A Note on RNFA Certification
Once nurses complete the six-credit program they are able to work as an RNFA. While RNFA certification is not mandatory to practice, it is often desirable for employers and reimbursement practices.
A nurse may become RNFA certified by successfully completing the RNFA certification exam administered by the Association of Perioperative Registered Nurses.
To be eligible to take the exam you must meet these requirements:
- Complete the RNFA program
- Be currently licensed, without provision or condition, as a registered nurse in the state where you’re practicing surgical nursing
- Be a CNOR or an advanced registered nurse practitioner certified in your specialty
- Bachelor's or Master's degree in Nursing (MS covers a bachelor's degree in another field.)
- Complete 2,000 documented hours of practice as an RNFA, including pre-, intra-, and post-operative patient care. Pre- and post-operative patient care does not necessarily have to be connected to cases on which you’ve assisted.
Hours may include an RNFA internship or practicum but may not include attendance at classes, programs or seminars.
500 of these hours must have been within the two years immediately preceding application to take the exam.

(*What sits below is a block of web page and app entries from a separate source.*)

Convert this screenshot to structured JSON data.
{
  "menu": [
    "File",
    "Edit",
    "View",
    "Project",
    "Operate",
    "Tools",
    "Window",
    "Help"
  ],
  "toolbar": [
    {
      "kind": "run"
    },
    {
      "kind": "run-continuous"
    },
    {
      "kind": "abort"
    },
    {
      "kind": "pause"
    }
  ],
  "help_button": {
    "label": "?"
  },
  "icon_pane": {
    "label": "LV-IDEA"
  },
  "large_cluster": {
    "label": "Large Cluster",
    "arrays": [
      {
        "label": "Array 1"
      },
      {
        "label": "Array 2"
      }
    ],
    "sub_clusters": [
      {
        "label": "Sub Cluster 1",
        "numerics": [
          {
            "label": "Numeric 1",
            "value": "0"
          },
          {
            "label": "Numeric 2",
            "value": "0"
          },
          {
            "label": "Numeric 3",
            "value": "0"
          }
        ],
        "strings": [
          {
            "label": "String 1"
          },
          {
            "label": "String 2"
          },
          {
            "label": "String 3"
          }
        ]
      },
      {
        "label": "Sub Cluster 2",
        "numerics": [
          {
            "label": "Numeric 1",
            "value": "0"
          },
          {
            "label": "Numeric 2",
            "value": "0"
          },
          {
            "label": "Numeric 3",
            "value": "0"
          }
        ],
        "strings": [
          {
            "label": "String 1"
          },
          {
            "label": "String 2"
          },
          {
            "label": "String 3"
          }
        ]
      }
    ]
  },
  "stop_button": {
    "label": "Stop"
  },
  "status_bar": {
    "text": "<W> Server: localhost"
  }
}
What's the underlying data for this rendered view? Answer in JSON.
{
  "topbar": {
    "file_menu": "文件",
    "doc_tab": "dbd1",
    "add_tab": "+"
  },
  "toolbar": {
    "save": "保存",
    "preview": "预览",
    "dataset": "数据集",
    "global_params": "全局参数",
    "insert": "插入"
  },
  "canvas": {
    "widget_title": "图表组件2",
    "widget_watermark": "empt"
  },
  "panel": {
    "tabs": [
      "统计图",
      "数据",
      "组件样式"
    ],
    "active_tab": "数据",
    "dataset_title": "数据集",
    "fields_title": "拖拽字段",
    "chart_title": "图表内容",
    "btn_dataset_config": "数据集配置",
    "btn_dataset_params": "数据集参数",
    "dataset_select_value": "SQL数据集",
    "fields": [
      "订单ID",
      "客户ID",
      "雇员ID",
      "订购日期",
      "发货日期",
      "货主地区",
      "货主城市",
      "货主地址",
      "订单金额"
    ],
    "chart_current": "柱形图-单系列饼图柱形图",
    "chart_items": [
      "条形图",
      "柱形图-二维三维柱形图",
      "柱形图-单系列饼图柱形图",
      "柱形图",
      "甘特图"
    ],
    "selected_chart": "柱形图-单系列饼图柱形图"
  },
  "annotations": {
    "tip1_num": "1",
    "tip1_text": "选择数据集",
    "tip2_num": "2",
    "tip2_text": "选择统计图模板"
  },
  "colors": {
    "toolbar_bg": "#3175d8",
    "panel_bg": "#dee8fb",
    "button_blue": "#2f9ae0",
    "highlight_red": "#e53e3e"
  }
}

The exam questions cover 70 percent intraoperative patient care and 30 percent pre- and post-operative patient care. Therefore, 600 of the 2,000 hours required for eligibility may be pre- and post-operative patient care, and at least 1,400 hours must be intraoperative practice.